Saved data entries
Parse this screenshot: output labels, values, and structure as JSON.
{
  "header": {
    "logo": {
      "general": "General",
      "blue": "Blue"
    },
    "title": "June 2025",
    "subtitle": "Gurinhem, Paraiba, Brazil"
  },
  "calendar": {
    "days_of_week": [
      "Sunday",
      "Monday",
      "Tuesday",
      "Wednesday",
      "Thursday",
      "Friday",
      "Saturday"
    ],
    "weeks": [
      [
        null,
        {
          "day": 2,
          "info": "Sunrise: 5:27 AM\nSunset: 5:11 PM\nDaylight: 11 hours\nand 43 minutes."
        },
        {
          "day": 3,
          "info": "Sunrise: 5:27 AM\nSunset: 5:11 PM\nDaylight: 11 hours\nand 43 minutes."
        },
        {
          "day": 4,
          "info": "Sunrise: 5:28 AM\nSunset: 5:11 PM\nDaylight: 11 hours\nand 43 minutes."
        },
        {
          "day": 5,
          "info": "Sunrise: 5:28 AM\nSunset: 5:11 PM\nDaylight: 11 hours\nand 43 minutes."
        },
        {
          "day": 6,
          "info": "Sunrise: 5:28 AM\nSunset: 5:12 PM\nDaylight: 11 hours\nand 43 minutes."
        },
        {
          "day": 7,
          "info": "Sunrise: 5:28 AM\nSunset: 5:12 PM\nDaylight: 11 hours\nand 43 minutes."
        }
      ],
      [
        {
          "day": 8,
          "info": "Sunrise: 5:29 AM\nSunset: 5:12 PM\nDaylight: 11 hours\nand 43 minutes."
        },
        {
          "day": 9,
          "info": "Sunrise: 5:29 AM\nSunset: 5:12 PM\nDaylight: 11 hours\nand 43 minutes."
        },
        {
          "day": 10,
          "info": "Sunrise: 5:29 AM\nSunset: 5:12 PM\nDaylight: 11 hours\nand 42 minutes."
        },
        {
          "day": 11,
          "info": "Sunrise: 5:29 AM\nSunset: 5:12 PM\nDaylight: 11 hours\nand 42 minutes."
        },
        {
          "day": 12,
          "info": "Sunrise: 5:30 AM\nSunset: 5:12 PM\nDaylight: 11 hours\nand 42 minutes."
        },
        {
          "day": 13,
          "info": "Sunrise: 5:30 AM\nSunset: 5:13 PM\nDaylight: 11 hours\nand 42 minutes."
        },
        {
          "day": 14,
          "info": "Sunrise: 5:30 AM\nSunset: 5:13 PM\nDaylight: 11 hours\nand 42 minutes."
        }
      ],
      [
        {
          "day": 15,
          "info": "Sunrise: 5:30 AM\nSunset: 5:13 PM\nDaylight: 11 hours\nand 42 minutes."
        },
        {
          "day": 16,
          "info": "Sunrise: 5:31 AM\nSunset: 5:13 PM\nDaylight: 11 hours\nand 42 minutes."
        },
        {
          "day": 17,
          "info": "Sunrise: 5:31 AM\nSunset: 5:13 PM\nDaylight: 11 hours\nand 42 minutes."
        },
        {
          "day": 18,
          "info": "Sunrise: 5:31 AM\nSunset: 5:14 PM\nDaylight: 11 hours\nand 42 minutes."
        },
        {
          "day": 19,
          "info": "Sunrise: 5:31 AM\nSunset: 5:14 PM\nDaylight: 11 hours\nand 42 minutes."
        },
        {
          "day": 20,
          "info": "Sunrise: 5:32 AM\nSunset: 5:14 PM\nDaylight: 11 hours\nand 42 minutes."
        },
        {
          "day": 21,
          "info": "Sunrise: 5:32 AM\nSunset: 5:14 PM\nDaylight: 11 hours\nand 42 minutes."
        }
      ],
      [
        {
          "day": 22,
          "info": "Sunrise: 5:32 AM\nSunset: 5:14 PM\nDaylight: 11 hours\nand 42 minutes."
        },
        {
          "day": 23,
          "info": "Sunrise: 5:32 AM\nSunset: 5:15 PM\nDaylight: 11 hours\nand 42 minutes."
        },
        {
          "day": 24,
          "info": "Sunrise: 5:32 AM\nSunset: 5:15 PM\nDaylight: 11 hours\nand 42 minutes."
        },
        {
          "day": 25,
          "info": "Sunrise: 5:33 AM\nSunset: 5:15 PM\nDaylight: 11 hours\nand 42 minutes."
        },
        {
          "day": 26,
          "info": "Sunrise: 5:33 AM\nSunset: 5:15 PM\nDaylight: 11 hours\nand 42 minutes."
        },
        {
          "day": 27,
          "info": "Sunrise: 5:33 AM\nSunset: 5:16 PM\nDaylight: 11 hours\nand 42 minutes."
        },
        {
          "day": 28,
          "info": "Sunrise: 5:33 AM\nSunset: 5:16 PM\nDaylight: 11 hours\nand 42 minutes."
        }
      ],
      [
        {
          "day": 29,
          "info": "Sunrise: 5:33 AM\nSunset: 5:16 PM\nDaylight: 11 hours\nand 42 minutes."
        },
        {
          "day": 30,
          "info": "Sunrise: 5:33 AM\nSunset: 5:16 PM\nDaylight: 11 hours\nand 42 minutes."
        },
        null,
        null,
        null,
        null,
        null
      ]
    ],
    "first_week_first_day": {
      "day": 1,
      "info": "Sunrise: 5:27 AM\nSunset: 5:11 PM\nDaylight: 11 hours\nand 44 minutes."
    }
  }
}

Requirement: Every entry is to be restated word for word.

Answer:
Parse this screenshot: output labels, values, and structure as JSON.
{
  "header": {
    "logo": {
      "general": "General",
      "blue": "Blue"
    },
    "title": "June 2025",
    "subtitle": "Gurinhem, Paraiba, Brazil"
  },
  "calendar": {
    "days_of_week": [
      "Sunday",
      "Monday",
      "Tuesday",
      "Wednesday",
      "Thursday",
      "Friday",
      "Saturday"
    ],
    "weeks": [
      [
        null,
        {
          "day": 2,
          "info": "Sunrise: 5:27 AM\nSunset: 5:11 PM\nDaylight: 11 hours\nand 43 minutes."
        },
        {
          "day": 3,
          "info": "Sunrise: 5:27 AM\nSunset: 5:11 PM\nDaylight: 11 hours\nand 43 minutes."
        },
        {
          "day": 4,
          "info": "Sunrise: 5:28 AM\nSunset: 5:11 PM\nDaylight: 11 hours\nand 43 minutes."
        },
        {
          "day": 5,
          "info": "Sunrise: 5:28 AM\nSunset: 5:11 PM\nDaylight: 11 hours\nand 43 minutes."
        },
        {
          "day": 6,
          "info": "Sunrise: 5:28 AM\nSunset: 5:12 PM\nDaylight: 11 hours\nand 43 minutes."
        },
        {
          "day": 7,
          "info": "Sunrise: 5:28 AM\nSunset: 5:12 PM\nDaylight: 11 hours\nand 43 minutes."
        }
      ],
      [
        {
          "day": 8,
          "info": "Sunrise: 5:29 AM\nSunset: 5:12 PM\nDaylight: 11 hours\nand 43 minutes."
        },
        {
          "day": 9,
          "info": "Sunrise: 5:29 AM\nSunset: 5:12 PM\nDaylight: 11 hours\nand 43 minutes."
        },
        {
          "day": 10,
          "info": "Sunrise: 5:29 AM\nSunset: 5:12 PM\nDaylight: 11 hours\nand 42 minutes."
        },
        {
          "day": 11,
          "info": "Sunrise: 5:29 AM\nSunset: 5:12 PM\nDaylight: 11 hours\nand 42 minutes."
        },
        {
          "day": 12,
          "info": "Sunrise: 5:30 AM\nSunset: 5:12 PM\nDaylight: 11 hours\nand 42 minutes."
        },
        {
          "day": 13,
          "info": "Sunrise: 5:30 AM\nSunset: 5:13 PM\nDaylight: 11 hours\nand 42 minutes."
        },
        {
          "day": 14,
          "info": "Sunrise: 5:30 AM\nSunset: 5:13 PM\nDaylight: 11 hours\nand 42 minutes."
        }
      ],
      [
        {
          "day": 15,
          "info": "Sunrise: 5:30 AM\nSunset: 5:13 PM\nDaylight: 11 hours\nand 42 minutes."
        },
        {
          "day": 16,
          "info": "Sunrise: 5:31 AM\nSunset: 5:13 PM\nDaylight: 11 hours\nand 42 minutes."
        },
        {
          "day": 17,
          "info": "Sunrise: 5:31 AM\nSunset: 5:13 PM\nDaylight: 11 hours\nand 42 minutes."
        },
        {
          "day": 18,
          "info": "Sunrise: 5:31 AM\nSunset: 5:14 PM\nDaylight: 11 hours\nand 42 minutes."
        },
        {
          "day": 19,
          "info": "Sunrise: 5:31 AM\nSunset: 5:14 PM\nDaylight: 11 hours\nand 42 minutes."
        },
        {
          "day": 20,
          "info": "Sunrise: 5:32 AM\nSunset: 5:14 PM\nDaylight: 11 hours\nand 42 minutes."
        },
        {
          "day": 21,
          "info": "Sunrise: 5:32 AM\nSunset: 5:14 PM\nDaylight: 11 hours\nand 42 minutes."
        }
      ],
      [
        {
          "day": 22,
          "info": "Sunrise: 5:32 AM\nSunset: 5:14 PM\nDaylight: 11 hours\nand 42 minutes."
        },
        {
          "day": 23,
          "info": "Sunrise: 5:32 AM\nSunset: 5:15 PM\nDaylight: 11 hours\nand 42 minutes."
        },
        {
          "day": 24,
          "info": "Sunrise: 5:32 AM\nSunset: 5:15 PM\nDaylight: 11 hours\nand 42 minutes."
        },
        {
          "day": 25,
          "info": "Sunrise: 5:33 AM\nSunset: 5:15 PM\nDaylight: 11 hours\nand 42 minutes."
        },
        {
          "day": 26,
          "info": "Sunrise: 5:33 AM\nSunset: 5:15 PM\nDaylight: 11 hours\nand 42 minutes."
        },
        {
          "day": 27,
          "info": "Sunrise: 5:33 AM\nSunset: 5:16 PM\nDaylight: 11 hours\nand 42 minutes."
        },
        {
          "day": 28,
          "info": "Sunrise: 5:33 AM\nSunset: 5:16 PM\nDaylight: 11 hours\nand 42 minutes."
        }
      ],
      [
        {
          "day": 29,
          "info": "Sunrise: 5:33 AM\nSunset: 5:16 PM\nDaylight: 11 hours\nand 42 minutes."
        },
        {
          "day": 30,
          "info": "Sunrise: 5:33 AM\nSunset: 5:16 PM\nDaylight: 11 hours\nand 42 minutes."
        },
        null,
        null,
        null,
        null,
        null
      ]
    ],
    "first_week_first_day": {
      "day": 1,
      "info": "Sunrise: 5:27 AM\nSunset: 5:11 PM\nDaylight: 11 hours\nand 44 minutes."
    }
  }
}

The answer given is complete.